The hot desert biome can be found between the Tropics of Cancer and Capricorn. Many hot deserts can be found in the west coast of the US, South America, and Africa, as well as, parts of the Middle East.
The hot desert is, obviously, very hot, although it can get quite cold during the night. It is generally very warm year-round, yet can become sweltering during the summer.
The soil of the hot desert is very similar to the soil of the chaparral. The top layer of soil is very fine and easily blown away, while the second layer is sand or rock. The soil is very nutrient-poor.
The hot desert is very hot, and there is little humidity to reason with the harsh glare of the sun. However, this biome shows daily extremes–the days are very hot and dry, while nights can be freezing. The hot desert goes through periods of no rain, and when there is rain it is in very quick, concentrated bursts. Approximately, only 1 inch of rain falls on the hot desert biome. All moths have an average temperature of 64 degrees Fahrenheit.

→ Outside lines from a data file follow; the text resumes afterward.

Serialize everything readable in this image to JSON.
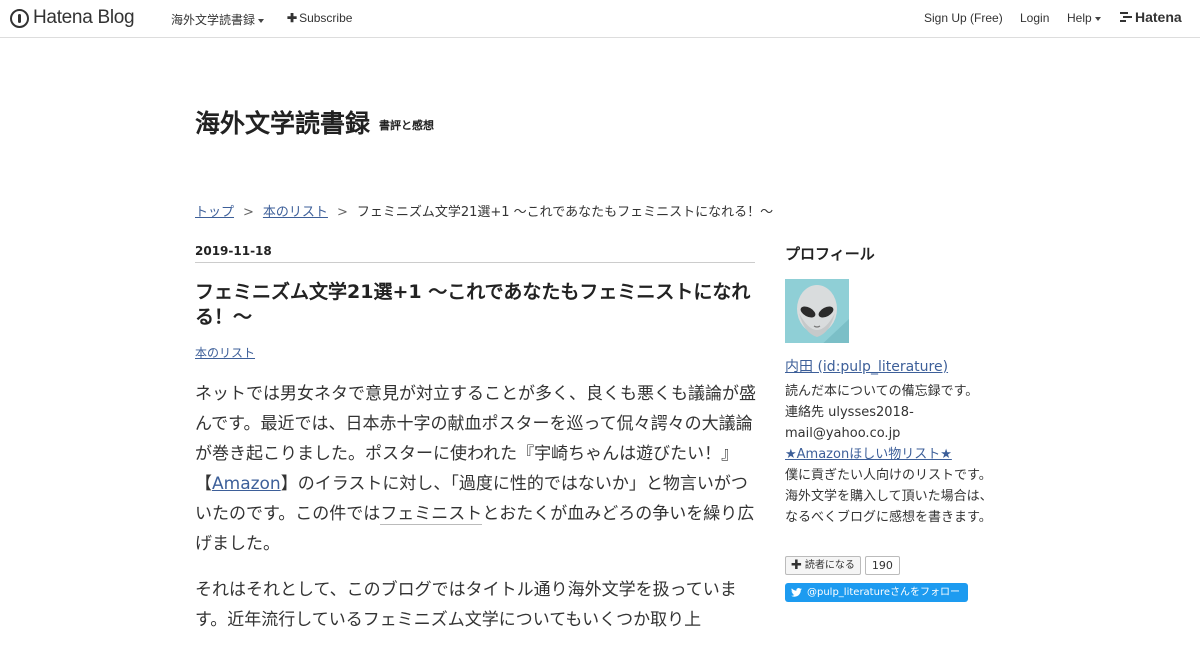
{
  "topnav": {
    "logo_text": "Hatena Blog",
    "blog_menu": "海外文学読書録",
    "subscribe": "Subscribe",
    "signup": "Sign Up (Free)",
    "login": "Login",
    "help": "Help",
    "brand": "Hatena"
  },
  "blog": {
    "title": "海外文学読書録",
    "description": "書評と感想"
  },
  "breadcrumb": {
    "top": "トップ",
    "list": "本のリスト",
    "current": "フェミニズム文学21選+1 ～これであなたもフェミニストになれる！～",
    "separator": ">"
  },
  "entry": {
    "date": "2019-11-18",
    "title": "フェミニズム文学21選+1 ～これであなたもフェミニストになれる！～",
    "category": "本のリスト",
    "p1_a": "ネットでは男女ネタで意見が対立することが多く、良くも悪くも議論が盛んです。最近では、日本赤十字の献血ポスターを巡って侃々諤々の大議論が巻き起こりました。ポスターに使われた『宇崎ちゃんは遊びたい！』【",
    "p1_link": "Amazon",
    "p1_b": "】のイラストに対し、「過度に性的ではないか」と物言いがついたのです。この件では",
    "p1_keyword": "フェミニスト",
    "p1_c": "とおたくが血みどろの争いを繰り広げました。",
    "p2": "それはそれとして、このブログではタイトル通り海外文学を扱っています。近年流行しているフェミニズム文学についてもいくつか取り上"
  },
  "sidebar": {
    "heading": "プロフィール",
    "profile_name": "内田 (id:pulp_literature)",
    "bio": "読んだ本についての備忘録です。",
    "contact": "連絡先 ulysses2018-mail@yahoo.co.jp",
    "wishlist_link": "★Amazonほしい物リスト★",
    "wishlist_text": "僕に貢ぎたい人向けのリストです。海外文学を購入して頂いた場合は、なるべくブログに感想を書きます。",
    "reader_button": "読者になる",
    "reader_count": "190",
    "follow_button": "@pulp_literatureさんをフォロー"
  },
  "colors": {
    "link": "#3d5f99",
    "twitter": "#1d9bf0",
    "avatar_bg": "#8fcfd6"
  }
}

Below is a temperature graph of an example of a hot desert biome.
Below is a precipitation graph of an example of a hot desert biome.
Plants and Animals

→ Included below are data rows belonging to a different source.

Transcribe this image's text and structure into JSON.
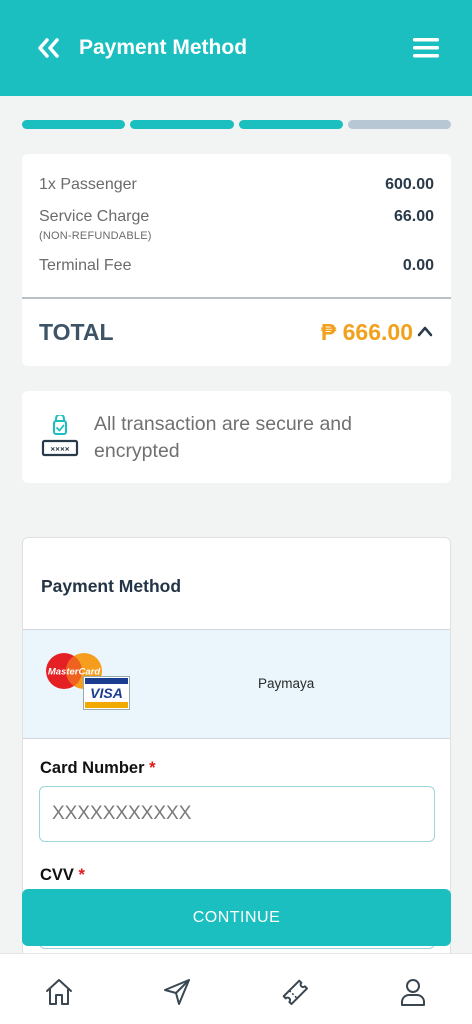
{
  "header": {
    "title": "Payment Method",
    "back_icon": "double-chevron-left-icon",
    "menu_icon": "hamburger-menu-icon",
    "background": "#1bbfbf"
  },
  "progress": {
    "total_steps": 4,
    "completed_steps": 3,
    "active_color": "#1bbfbf",
    "inactive_color": "#b7c7d3"
  },
  "summary": {
    "items": [
      {
        "label": "1x Passenger",
        "sublabel": "",
        "value": "600.00"
      },
      {
        "label": "Service Charge",
        "sublabel": "(NON-REFUNDABLE)",
        "value": "66.00"
      },
      {
        "label": "Terminal Fee",
        "sublabel": "",
        "value": "0.00"
      }
    ],
    "total_label": "TOTAL",
    "total_value": "₱ 666.00",
    "total_color": "#f2a11d"
  },
  "security": {
    "icon": "lock-password-icon",
    "text": "All transaction are secure and encrypted"
  },
  "payment": {
    "title": "Payment Method",
    "option": {
      "logos": [
        "mastercard-logo",
        "visa-logo"
      ],
      "mastercard_text": "MasterCard",
      "visa_text": "VISA",
      "label": "Paymaya"
    },
    "card_number": {
      "label": "Card Number",
      "required_mark": "*",
      "value": "",
      "placeholder": "XXXXXXXXXXX"
    },
    "cvv": {
      "label": "CVV",
      "required_mark": "*",
      "value": "",
      "placeholder": ""
    }
  },
  "continue_label": "CONTINUE",
  "bottom_nav": [
    {
      "name": "home",
      "icon": "home-icon"
    },
    {
      "name": "send",
      "icon": "send-icon"
    },
    {
      "name": "tickets",
      "icon": "ticket-icon"
    },
    {
      "name": "profile",
      "icon": "user-icon"
    }
  ]
}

1) Barrel Cactus
The barrel cactus, at most, grows to be 11 feet tall. It has ridges that run down its sides with 3 to 4 inch spike. The barrel cactus can be found in the Mojave desert, Sonora desert, and Chihuahua desert.
2) Soaptree Yucca
The soaptree yucca is mostly found in North American hot desert biomes. It is a tall plant with large leaves, almost like palm leaves. Soaptree yucca leaves are long and triangular. The soapstone yucca’s fruit resides in a capsule until summer where it splits into three sections. True to its name, the soaptree yucca contains a soapy substance within its roots and trunk. The soapstone yucca easily adapts to its environment.
3) Desert Tortoise
The desert tortoise is a land-dwelling turtle, also known as the gopher tortoise. Its front legs are flat with long claws. To scare away other animals and to communicate, desert tortoises may hiss. The desert tortoise can be up to 100 years old. Upon first meeting, male desert tortoise will automatically fight one another. The desert tortoise can mate anytime it is on land, but they reproduce very slowly because female tortoises must be at least 15 years old to began laying eggs. It is unlawful to touch, kill, or hunt a desert tortoise because they are very endangered. touching a wild desert tortoise could kill it, because its defense mechanism is to let go of all its stored water. The releasing of all its water often kills them.
Due to the extreme heat, many animals in the hot desert biome cope by only being active from dusk to dawn to avoid the heat. Animals who do this are crepuscular. Some animals take it a step further by being nocturnal, or only being active at night. To avoid the heat, smaller desert animals burrow underground. Other animals dissipate heat. There are several ways to do this; some animals leave their mouths open while rapidly fluttering their throats to evaporate water from their mouths, while others have (over time) developed long appendages that release heat (i.e. jackrabbits’ long ears).